“Jake is a seasoned technical leader with experience across a variety of company and team sizes, with a proven ability to bring widely used software to the market and to drive improvement and best practices in an engineering organization,” Lucas Nivon, CEO of Cyrus, said in a statement. “Jake’s passion for software engineering, architecture and leadership will make him an important part of our growth as we add scientific users at companies worldwide.”

Christy Marble. (LinkedIn Photo)

Christy Marble, a former chief marketing officer at SAP Concur in Bellevue, Wash., is taking on that position with Visier, a Vancouver, B.C.-based people analytics company.

Marble has more than 25 years of experience on global marketing teams and joins Visier during a period of rapid growth. Over the past five years, the company has surpassed $125 million in subscription sales.

“We are pleased to have Christy join our leadership team to help us accelerate our growth in delivering applied analytics to organizations everywhere,” Visier CEO and founder John Schwarz said in a news release. “This is an important milestone for Visier. We are looking forward to benefiting from Christy’s experience and leadership.”
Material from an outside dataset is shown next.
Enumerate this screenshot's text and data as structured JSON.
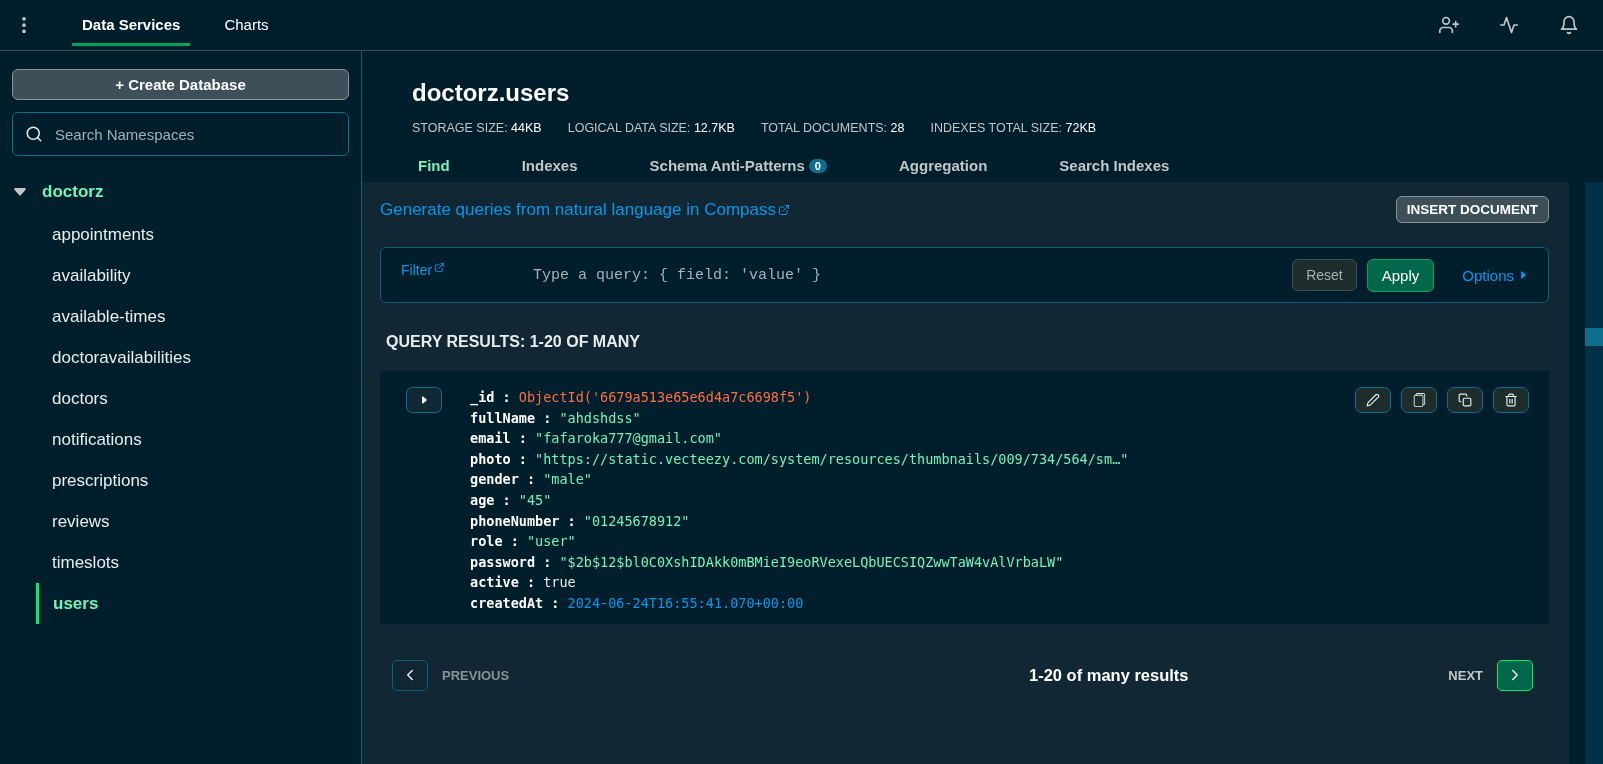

Prior to SAP Concur, Marble served in various executive roles at Vertafore and Sallie Mae, including the integration of acquired brands such as Upromise and growing the consumer brand to a $1 billion portfolio.

Robin Andrulevich. (uniquelyHR Photo)

Robin Andrulevich, a human resources vet with past roles at Amazon, Juno Therapeutics and Madrona Venture Group, has joined Seattle-based uniquelyHR as an advisor.

“Robin is one of the smartest, most creative and credible people leaders around,” uniquelyHR CEO Mikaela Kiner wrote in a blog post. “Robin is highly strategic (a word I don’t use lightly) and always has the respect and the ear of the leaders she works with.”

Andrulevich has more than 25 years of experience at high-growth companies in the tech and biotech industries. She spent 10 years at Amazon during the early days of the e-commerce giant, from 1998 to 2008.

She most recently spent just under four years at Juno, where she was responsible for the cell therapy company’s people and recruiting functions. Juno sold to Celgene for $9 billion in January.

“Mikaela and I also have a shared passion for supporting women in leadership, diversifying tech, building strong cultures and supporting Seattle’s startup community and leaders,” Andrulevich said in the blog post. “I love that uHR supports and lends their services to organizations they see potential in or whose mission they believe in, and I wanted to be a part of that.”

Anarghya Vardhana. (LinkedIn Photo)

Maveron, the venture capital firm with offices in Seattle and Silicon Valley, has promoted Anarghya Vardhana to partner, Forbes reported this week.

Vardhana joined Maveron in November 2015. The Stanford University grad previously spent a year spent at Rothenberg Ventures, where Forbes said she launched a virtual-reality-focused accelerator. She also worked at Google.

Vardhana is a Forbes 30 Under 30 alumna is a board observer at a number of startups.

“Anarghya has the character, the integrity and the ability to listen of an older person, and she has the openness and youthful exuberance — the curiosity not to be restrained about what’s possible for companies and entrepreneurs,” Maveron co-founder Dan Levitan told Forbes. “Every day she exhibits the tenacity and drive to relentlessly help.”